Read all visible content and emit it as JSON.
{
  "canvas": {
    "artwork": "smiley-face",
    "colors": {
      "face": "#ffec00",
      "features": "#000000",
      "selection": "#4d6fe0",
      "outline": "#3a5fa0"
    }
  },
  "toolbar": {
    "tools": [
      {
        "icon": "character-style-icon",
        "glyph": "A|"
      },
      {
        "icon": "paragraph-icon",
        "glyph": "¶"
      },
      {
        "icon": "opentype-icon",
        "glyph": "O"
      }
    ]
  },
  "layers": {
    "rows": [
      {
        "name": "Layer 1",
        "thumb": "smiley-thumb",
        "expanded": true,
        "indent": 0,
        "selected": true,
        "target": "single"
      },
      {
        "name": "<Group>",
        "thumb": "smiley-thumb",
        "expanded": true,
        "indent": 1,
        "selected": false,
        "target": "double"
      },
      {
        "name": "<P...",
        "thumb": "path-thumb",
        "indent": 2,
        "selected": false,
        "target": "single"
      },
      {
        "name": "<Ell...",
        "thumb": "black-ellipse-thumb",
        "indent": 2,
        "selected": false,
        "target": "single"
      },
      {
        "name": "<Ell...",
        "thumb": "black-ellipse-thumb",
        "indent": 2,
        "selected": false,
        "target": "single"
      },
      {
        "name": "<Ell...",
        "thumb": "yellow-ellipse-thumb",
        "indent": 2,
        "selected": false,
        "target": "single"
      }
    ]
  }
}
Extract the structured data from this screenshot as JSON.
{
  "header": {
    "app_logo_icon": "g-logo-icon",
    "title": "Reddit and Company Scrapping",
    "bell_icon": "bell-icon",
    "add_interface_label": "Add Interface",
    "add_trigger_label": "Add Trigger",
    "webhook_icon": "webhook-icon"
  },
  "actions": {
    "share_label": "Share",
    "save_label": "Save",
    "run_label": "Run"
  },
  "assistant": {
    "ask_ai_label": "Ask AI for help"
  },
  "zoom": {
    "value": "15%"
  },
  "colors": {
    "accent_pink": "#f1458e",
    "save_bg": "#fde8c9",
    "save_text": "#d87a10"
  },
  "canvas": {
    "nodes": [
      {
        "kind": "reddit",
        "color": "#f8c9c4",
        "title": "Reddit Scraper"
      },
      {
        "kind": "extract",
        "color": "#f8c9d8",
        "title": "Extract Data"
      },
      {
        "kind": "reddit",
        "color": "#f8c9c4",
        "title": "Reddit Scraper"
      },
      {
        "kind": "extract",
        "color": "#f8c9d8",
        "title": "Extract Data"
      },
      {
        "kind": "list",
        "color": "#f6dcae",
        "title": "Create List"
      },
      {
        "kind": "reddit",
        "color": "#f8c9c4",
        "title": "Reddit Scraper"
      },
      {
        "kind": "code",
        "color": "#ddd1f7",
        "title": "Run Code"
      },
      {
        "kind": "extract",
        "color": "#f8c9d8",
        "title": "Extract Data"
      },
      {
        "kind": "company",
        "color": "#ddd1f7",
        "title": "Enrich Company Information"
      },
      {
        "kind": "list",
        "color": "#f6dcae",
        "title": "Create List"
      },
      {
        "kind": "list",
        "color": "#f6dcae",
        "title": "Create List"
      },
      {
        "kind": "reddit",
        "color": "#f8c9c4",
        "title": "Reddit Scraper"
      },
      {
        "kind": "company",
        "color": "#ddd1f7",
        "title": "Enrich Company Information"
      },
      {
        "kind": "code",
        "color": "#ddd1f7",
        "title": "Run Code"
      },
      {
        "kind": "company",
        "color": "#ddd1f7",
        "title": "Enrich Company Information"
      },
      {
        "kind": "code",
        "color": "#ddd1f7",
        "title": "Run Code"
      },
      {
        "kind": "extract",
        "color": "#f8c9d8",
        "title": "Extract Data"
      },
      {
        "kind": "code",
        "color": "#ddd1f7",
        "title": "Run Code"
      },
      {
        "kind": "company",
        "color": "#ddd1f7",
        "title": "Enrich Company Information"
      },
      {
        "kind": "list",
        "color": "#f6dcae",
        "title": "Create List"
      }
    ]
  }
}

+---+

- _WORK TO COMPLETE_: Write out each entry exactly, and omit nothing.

- _SOLUTION FOR THIS TASK_:
Read all visible content and emit it as JSON.
{
  "canvas": {
    "artwork": "smiley-face",
    "colors": {
      "face": "#ffec00",
      "features": "#000000",
      "selection": "#4d6fe0",
      "outline": "#3a5fa0"
    }
  },
  "toolbar": {
    "tools": [
      {
        "icon": "character-style-icon",
        "glyph": "A|"
      },
      {
        "icon": "paragraph-icon",
        "glyph": "¶"
      },
      {
        "icon": "opentype-icon",
        "glyph": "O"
      }
    ]
  },
  "layers": {
    "rows": [
      {
        "name": "Layer 1",
        "thumb": "smiley-thumb",
        "expanded": true,
        "indent": 0,
        "selected": true,
        "target": "single"
      },
      {
        "name": "<Group>",
        "thumb": "smiley-thumb",
        "expanded": true,
        "indent": 1,
        "selected": false,
        "target": "double"
      },
      {
        "name": "<P...",
        "thumb": "path-thumb",
        "indent": 2,
        "selected": false,
        "target": "single"
      },
      {
        "name": "<Ell...",
        "thumb": "black-ellipse-thumb",
        "indent": 2,
        "selected": false,
        "target": "single"
      },
      {
        "name": "<Ell...",
        "thumb": "black-ellipse-thumb",
        "indent": 2,
        "selected": false,
        "target": "single"
      },
      {
        "name": "<Ell...",
        "thumb": "yellow-ellipse-thumb",
        "indent": 2,
        "selected": false,
        "target": "single"
      }
    ]
  }
}
Extract the structured data from this screenshot as JSON.
{
  "header": {
    "app_logo_icon": "g-logo-icon",
    "title": "Reddit and Company Scrapping",
    "bell_icon": "bell-icon",
    "add_interface_label": "Add Interface",
    "add_trigger_label": "Add Trigger",
    "webhook_icon": "webhook-icon"
  },
  "actions": {
    "share_label": "Share",
    "save_label": "Save",
    "run_label": "Run"
  },
  "assistant": {
    "ask_ai_label": "Ask AI for help"
  },
  "zoom": {
    "value": "15%"
  },
  "colors": {
    "accent_pink": "#f1458e",
    "save_bg": "#fde8c9",
    "save_text": "#d87a10"
  },
  "canvas": {
    "nodes": [
      {
        "kind": "reddit",
        "color": "#f8c9c4",
        "title": "Reddit Scraper"
      },
      {
        "kind": "extract",
        "color": "#f8c9d8",
        "title": "Extract Data"
      },
      {
        "kind": "reddit",
        "color": "#f8c9c4",
        "title": "Reddit Scraper"
      },
      {
        "kind": "extract",
        "color": "#f8c9d8",
        "title": "Extract Data"
      },
      {
        "kind": "list",
        "color": "#f6dcae",
        "title": "Create List"
      },
      {
        "kind": "reddit",
        "color": "#f8c9c4",
        "title": "Reddit Scraper"
      },
      {
        "kind": "code",
        "color": "#ddd1f7",
        "title": "Run Code"
      },
      {
        "kind": "extract",
        "color": "#f8c9d8",
        "title": "Extract Data"
      },
      {
        "kind": "company",
        "color": "#ddd1f7",
        "title": "Enrich Company Information"
      },
      {
        "kind": "list",
        "color": "#f6dcae",
        "title": "Create List"
      },
      {
        "kind": "list",
        "color": "#f6dcae",
        "title": "Create List"
      },
      {
        "kind": "reddit",
        "color": "#f8c9c4",
        "title": "Reddit Scraper"
      },
      {
        "kind": "company",
        "color": "#ddd1f7",
        "title": "Enrich Company Information"
      },
      {
        "kind": "code",
        "color": "#ddd1f7",
        "title": "Run Code"
      },
      {
        "kind": "company",
        "color": "#ddd1f7",
        "title": "Enrich Company Information"
      },
      {
        "kind": "code",
        "color": "#ddd1f7",
        "title": "Run Code"
      },
      {
        "kind": "extract",
        "color": "#f8c9d8",
        "title": "Extract Data"
      },
      {
        "kind": "code",
        "color": "#ddd1f7",
        "title": "Run Code"
      },
      {
        "kind": "company",
        "color": "#ddd1f7",
        "title": "Enrich Company Information"
      },
      {
        "kind": "list",
        "color": "#f6dcae",
        "title": "Create List"
      }
    ]
  }
}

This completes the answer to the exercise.